If a timeframe for the hiring decision was never established, you can ask at the end of the email when you should expect to hear back from them regarding a decision.
Here are some good rules of thumb to follow when considering how to craft your follow-up email that will best fit your personal situation.
- The further along you are in the process, the more detailed and personal you should be. After the second interview, your email should include more specifics about your past meetings and what particular parts of the job you’re excited about. It’s more important to keep your response short and sweet when you’ve only had one fifteen-minute phone interview.
- If you interviewed with multiple people, be sure to send an email to each of them individually. Don’t just copy and paste; keep the same sentiment for each of them, but don’t just send the same email three times.
- Feel free to attach a copy of your resume and cover letter, just so they can easily access them if they wanted to take another look. If you’re sending a more detailed email, feel free to connect the job expectations you’re excited about with specific experiences you’ve had in the past. Hopefully, you covered this in your interview, but if there’s a specific point you wish you had made, here’s your opportunity to mention it.
- Stay professional, but show your personality. Distinguish yourself from other candidates with what makes you; what makes you, in particular, excited about the opportunity, and what special traits do you bring to the role?
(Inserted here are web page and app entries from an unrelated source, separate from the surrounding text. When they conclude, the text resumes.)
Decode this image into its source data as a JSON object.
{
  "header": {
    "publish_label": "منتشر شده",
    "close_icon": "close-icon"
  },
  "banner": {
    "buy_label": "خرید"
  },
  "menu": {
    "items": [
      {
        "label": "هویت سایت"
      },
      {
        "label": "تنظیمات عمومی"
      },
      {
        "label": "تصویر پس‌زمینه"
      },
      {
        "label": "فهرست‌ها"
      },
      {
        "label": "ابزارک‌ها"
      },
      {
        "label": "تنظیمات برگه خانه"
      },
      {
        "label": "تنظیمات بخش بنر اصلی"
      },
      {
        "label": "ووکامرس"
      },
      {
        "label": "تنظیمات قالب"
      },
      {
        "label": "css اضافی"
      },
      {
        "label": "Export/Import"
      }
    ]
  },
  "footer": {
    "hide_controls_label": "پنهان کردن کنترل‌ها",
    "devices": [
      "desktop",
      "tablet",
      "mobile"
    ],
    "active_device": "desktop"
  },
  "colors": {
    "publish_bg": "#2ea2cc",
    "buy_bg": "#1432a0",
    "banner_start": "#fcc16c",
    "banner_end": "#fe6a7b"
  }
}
Stay formal, but make sure your email couldn’t have come from just anyone, especially if you’re further along in the hiring process.
You might be wondering why you should write an email rather than give them a call or write a hand-written letter. A hand-written letter would be an excellent addition on top of the email, but only if you’re well along in the process. You don’t want to overwhelm the interviewer with too much communication.
But why not a phone call? Well, this study shows that almost half of people making hiring decisions prefer email over phone calls. Only two out of five were even open to the possibility of receiving a phone call. If you aren’t sure what your hiring manager would prefer, your safest bet is to go with the tried-and-true email approach.
Also, you then have a paper trail of your communication, which makes the content easier to remember, as they can look back to consult the communication as needed.
The Take-Away of the Follow-Up Email After Interviews
The most important part of facilitating communication in the hiring process is respecting the interviewer’s boundaries on what communication works best for them. If they asked you to only communicate by phone, honor that request. Don’t overwhelm them with messages; stick to one well-constructed statement thanking them for their time and consideration and let them choose to follow up with you or not. Once you’ve sent the email, you can sleep easy (well, easier – the role of a job seeker is stressful!) knowing you did everything you could to succeed in your job search.
Author, Artist, Photographer.
Sarah Margaret is an artist who expresses her love for feminism, equality, and justice through a variety of mediums: photography, filmmaking, poetry, illustration, song, acting, and of course, writing.
She owns Still Poetry Photography, a company that showcases her passion for capturing poetic moments in time. Instead of poetry in motion, she captures visual poetry in fractions of a second, making cherished keepsakes of unforgettable moments.
She is the artist behind the Still Poetry Etsy shop, which houses her illustrations and bespoke, handmade items. She is the author of intricacies are just cracks in the wall, a narrative poetry anthology that follows a young woman discovering herself as she emerges from an abusive relationship.